▸ EXERCISE AIM
Extract all of the entries and set them down verbatim.

◇ ◇ ◇

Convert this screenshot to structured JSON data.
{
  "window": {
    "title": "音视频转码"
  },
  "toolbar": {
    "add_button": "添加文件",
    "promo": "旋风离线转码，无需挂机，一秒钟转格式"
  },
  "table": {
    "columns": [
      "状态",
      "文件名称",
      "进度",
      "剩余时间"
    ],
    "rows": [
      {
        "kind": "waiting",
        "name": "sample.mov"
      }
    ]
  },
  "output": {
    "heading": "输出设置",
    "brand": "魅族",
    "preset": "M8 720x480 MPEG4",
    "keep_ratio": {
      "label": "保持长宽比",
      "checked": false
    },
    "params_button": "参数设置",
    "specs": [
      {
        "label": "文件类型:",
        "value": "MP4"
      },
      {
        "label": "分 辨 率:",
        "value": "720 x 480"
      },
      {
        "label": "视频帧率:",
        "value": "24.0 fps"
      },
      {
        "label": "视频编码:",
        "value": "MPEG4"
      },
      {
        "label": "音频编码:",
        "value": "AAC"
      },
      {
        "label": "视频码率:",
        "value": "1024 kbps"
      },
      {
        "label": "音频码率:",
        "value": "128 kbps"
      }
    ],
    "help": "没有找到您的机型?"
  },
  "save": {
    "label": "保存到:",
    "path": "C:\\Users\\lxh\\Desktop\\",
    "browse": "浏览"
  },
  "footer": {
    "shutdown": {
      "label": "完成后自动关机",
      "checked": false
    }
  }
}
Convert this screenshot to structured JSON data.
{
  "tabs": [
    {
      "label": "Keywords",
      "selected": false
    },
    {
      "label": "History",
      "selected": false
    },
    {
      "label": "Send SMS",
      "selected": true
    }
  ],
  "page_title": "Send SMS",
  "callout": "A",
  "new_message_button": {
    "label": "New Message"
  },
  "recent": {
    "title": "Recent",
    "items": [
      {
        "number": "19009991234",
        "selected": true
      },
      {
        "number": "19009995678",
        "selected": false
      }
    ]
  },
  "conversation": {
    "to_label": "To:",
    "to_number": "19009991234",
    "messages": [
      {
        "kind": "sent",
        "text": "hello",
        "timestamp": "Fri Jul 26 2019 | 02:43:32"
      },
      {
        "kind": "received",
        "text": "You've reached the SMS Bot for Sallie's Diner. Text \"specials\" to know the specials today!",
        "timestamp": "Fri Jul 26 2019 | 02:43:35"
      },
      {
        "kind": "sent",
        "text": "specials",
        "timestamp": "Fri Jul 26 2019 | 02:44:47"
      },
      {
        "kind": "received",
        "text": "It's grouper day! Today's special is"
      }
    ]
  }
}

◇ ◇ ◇

▸ EXERCISE RESPONSE
Convert this screenshot to structured JSON data.
{
  "window": {
    "title": "音视频转码"
  },
  "toolbar": {
    "add_button": "添加文件",
    "promo": "旋风离线转码，无需挂机，一秒钟转格式"
  },
  "table": {
    "columns": [
      "状态",
      "文件名称",
      "进度",
      "剩余时间"
    ],
    "rows": [
      {
        "kind": "waiting",
        "name": "sample.mov"
      }
    ]
  },
  "output": {
    "heading": "输出设置",
    "brand": "魅族",
    "preset": "M8 720x480 MPEG4",
    "keep_ratio": {
      "label": "保持长宽比",
      "checked": false
    },
    "params_button": "参数设置",
    "specs": [
      {
        "label": "文件类型:",
        "value": "MP4"
      },
      {
        "label": "分 辨 率:",
        "value": "720 x 480"
      },
      {
        "label": "视频帧率:",
        "value": "24.0 fps"
      },
      {
        "label": "视频编码:",
        "value": "MPEG4"
      },
      {
        "label": "音频编码:",
        "value": "AAC"
      },
      {
        "label": "视频码率:",
        "value": "1024 kbps"
      },
      {
        "label": "音频码率:",
        "value": "128 kbps"
      }
    ],
    "help": "没有找到您的机型?"
  },
  "save": {
    "label": "保存到:",
    "path": "C:\\Users\\lxh\\Desktop\\",
    "browse": "浏览"
  },
  "footer": {
    "shutdown": {
      "label": "完成后自动关机",
      "checked": false
    }
  }
}
Convert this screenshot to structured JSON data.
{
  "tabs": [
    {
      "label": "Keywords",
      "selected": false
    },
    {
      "label": "History",
      "selected": false
    },
    {
      "label": "Send SMS",
      "selected": true
    }
  ],
  "page_title": "Send SMS",
  "callout": "A",
  "new_message_button": {
    "label": "New Message"
  },
  "recent": {
    "title": "Recent",
    "items": [
      {
        "number": "19009991234",
        "selected": true
      },
      {
        "number": "19009995678",
        "selected": false
      }
    ]
  },
  "conversation": {
    "to_label": "To:",
    "to_number": "19009991234",
    "messages": [
      {
        "kind": "sent",
        "text": "hello",
        "timestamp": "Fri Jul 26 2019 | 02:43:32"
      },
      {
        "kind": "received",
        "text": "You've reached the SMS Bot for Sallie's Diner. Text \"specials\" to know the specials today!",
        "timestamp": "Fri Jul 26 2019 | 02:43:35"
      },
      {
        "kind": "sent",
        "text": "specials",
        "timestamp": "Fri Jul 26 2019 | 02:44:47"
      },
      {
        "kind": "received",
        "text": "It's grouper day! Today's special is"
      }
    ]
  }
}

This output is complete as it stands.